Maximizing Open Base Events

  • May 17, 2017

Several of our customers host events open to the local Japanese community. They are built around air shows, professional displays, music, cherry blossom season and running events. We’ve attended many over the past two decades and volunteered at dozens. Most of our experience was accumulated at food and beverage sales booths and souvenir stands.  We noted the vendors differentiating themselves held the edge on competition. Following are a few observations of activities at the open community events that encouraged superior results. We hope they assist discussions for your next event.

-1-Sample:  Food sales greatly increase by active interaction thru sampling.  Your food stand often competes with vendors just meters away.  Sampling gives you an advantage.

-2-Package drink sales:  Adult beverage and soft drinks can be sold at premium prices when delivered in custom drink-ware.  Beer yards, custom acrylic tumblers and travel coffee cups sold really well.  It’s a souvenir with practical value.

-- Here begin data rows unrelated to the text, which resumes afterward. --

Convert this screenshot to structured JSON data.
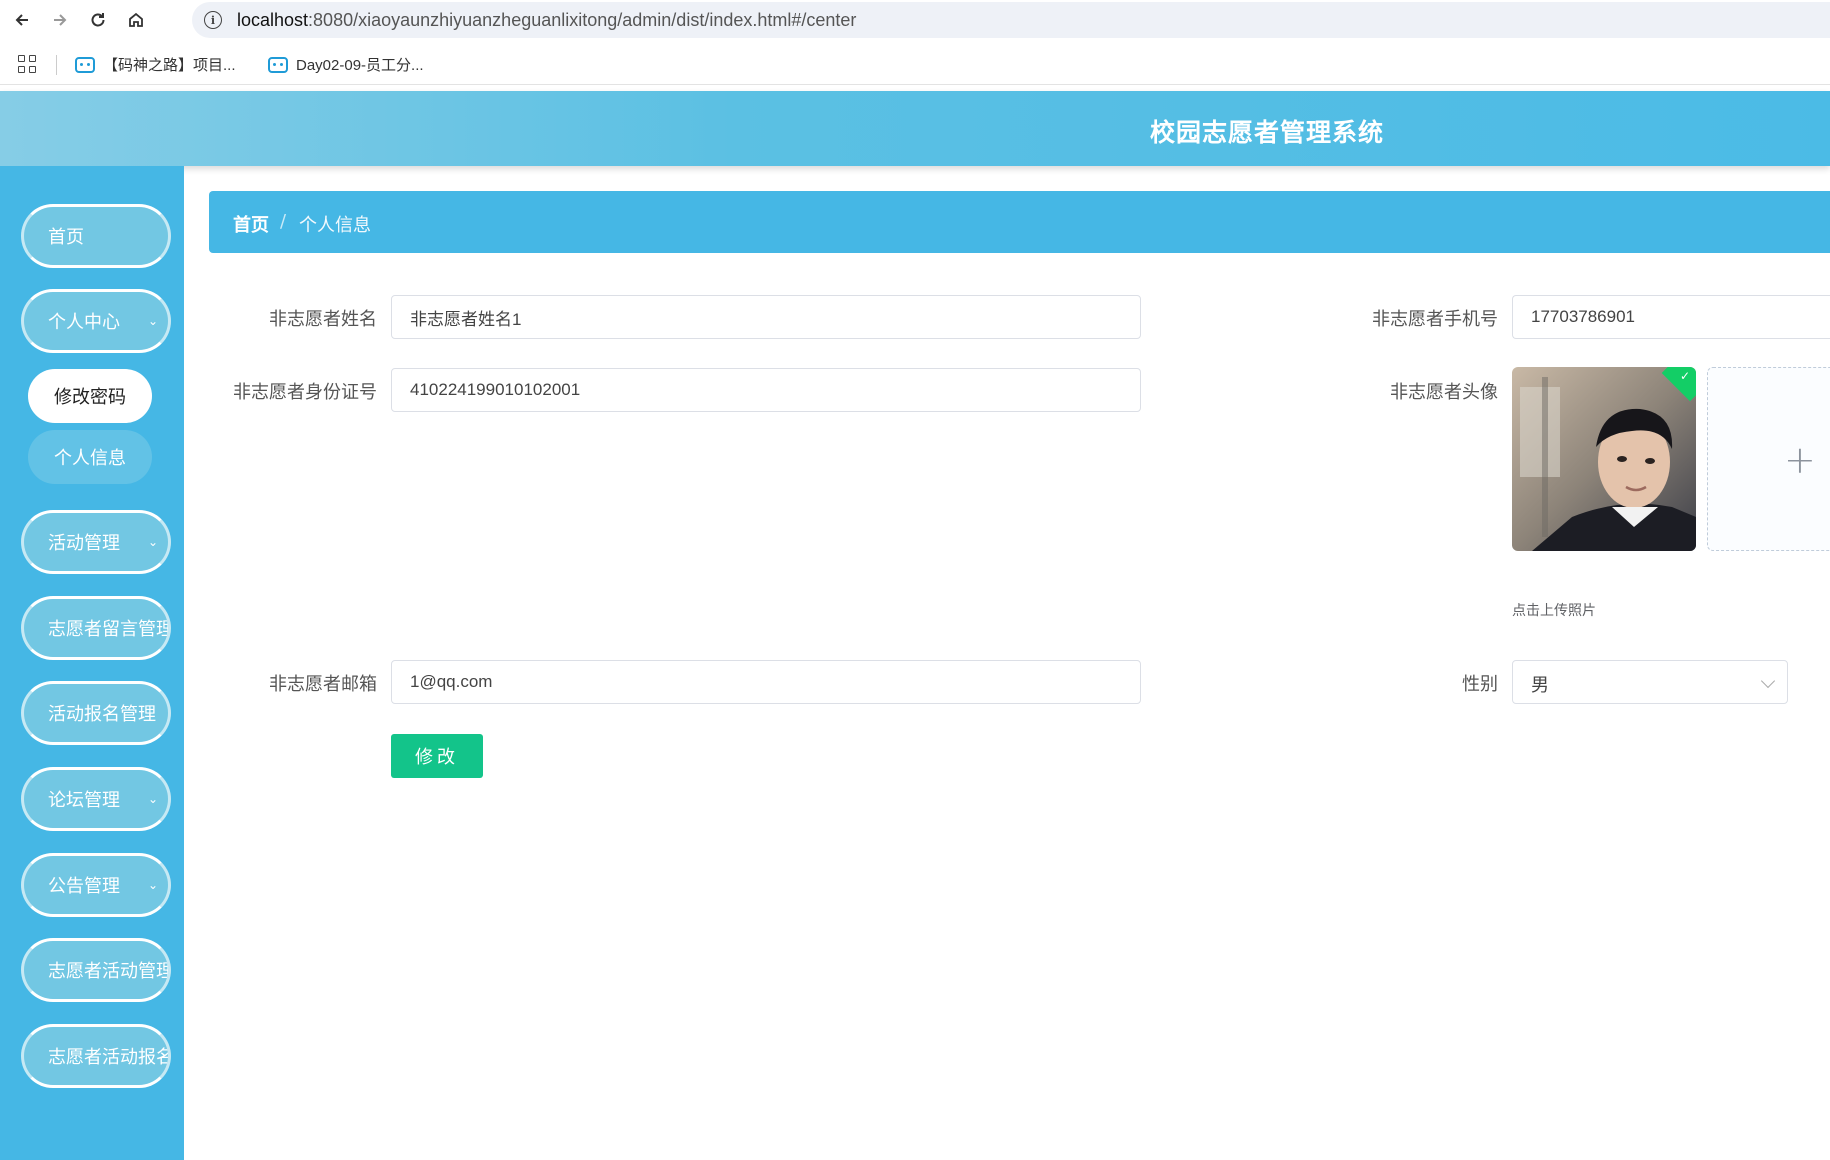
{
  "browser": {
    "url_host": "localhost",
    "url_path": ":8080/xiaoyaunzhiyuanzheguanlixitong/admin/dist/index.html#/center",
    "bookmarks": [
      {
        "label": "【码神之路】项目..."
      },
      {
        "label": "Day02-09-员工分..."
      }
    ]
  },
  "header": {
    "title": "校园志愿者管理系统"
  },
  "sidebar": {
    "items": [
      {
        "label": "首页"
      },
      {
        "label": "个人中心"
      },
      {
        "label": "活动管理"
      },
      {
        "label": "志愿者留言管理"
      },
      {
        "label": "活动报名管理"
      },
      {
        "label": "论坛管理"
      },
      {
        "label": "公告管理"
      },
      {
        "label": "志愿者活动管理"
      },
      {
        "label": "志愿者活动报名管理"
      }
    ],
    "submenu": [
      {
        "label": "修改密码",
        "active": true
      },
      {
        "label": "个人信息",
        "active": false
      }
    ]
  },
  "breadcrumb": {
    "home": "首页",
    "separator": "/",
    "current": "个人信息"
  },
  "form": {
    "name_label": "非志愿者姓名",
    "name_value": "非志愿者姓名1",
    "phone_label": "非志愿者手机号",
    "phone_value": "17703786901",
    "idcard_label": "非志愿者身份证号",
    "idcard_value": "410224199010102001",
    "avatar_label": "非志愿者头像",
    "upload_hint": "点击上传照片",
    "email_label": "非志愿者邮箱",
    "email_value": "1@qq.com",
    "gender_label": "性别",
    "gender_value": "男",
    "submit_label": "修改"
  },
  "colors": {
    "accent": "#45b7e5",
    "submit": "#13c48a",
    "success_badge": "#13ce66"
  }
}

-3-Sell what you wear:  The Japanese customer wants what you and your team are wearing. Wear the hats, shirts and hoodies you’re selling and they’ll try to buy them off your back when you sell out. (This really happened.)

-4-Price points:  Prepare price points carefully.  At one event, we sold knit caps (beanies) for 2000 yen each and two for 3000 yen.  The majority of sales by far were for 3000 yen.

-5-Signage:  English attracts the Japanese customer but Japanese sells.  Get help and produce bilingual signs.

-6-Design:  Many of your customers attend your event every year.  Design new and interesting products, consider packaging and popular color trends.  It sets you apart from the competition and allows better margins.

-7-Size and quantities: Selling out is good.  Make them rush to your sales booth at the next event in order not to miss out on your new offerings.  Watch out for the big sizes and remember that American cuts are larger than Japanese brands.  The Japanese population is getting larger on average but we rarely finished events with dead-stock in extra-small, small and medium sizes.  Side bar:  There always seems to be a percentage of customers looking for children’s sizes. 


Have fun.  One of the most important take-aways from time spent at the open community events in Japan is the importance of having “FUN” while working.  Smile, joke, compliment and work with enthusiasm.  It makes all the difference.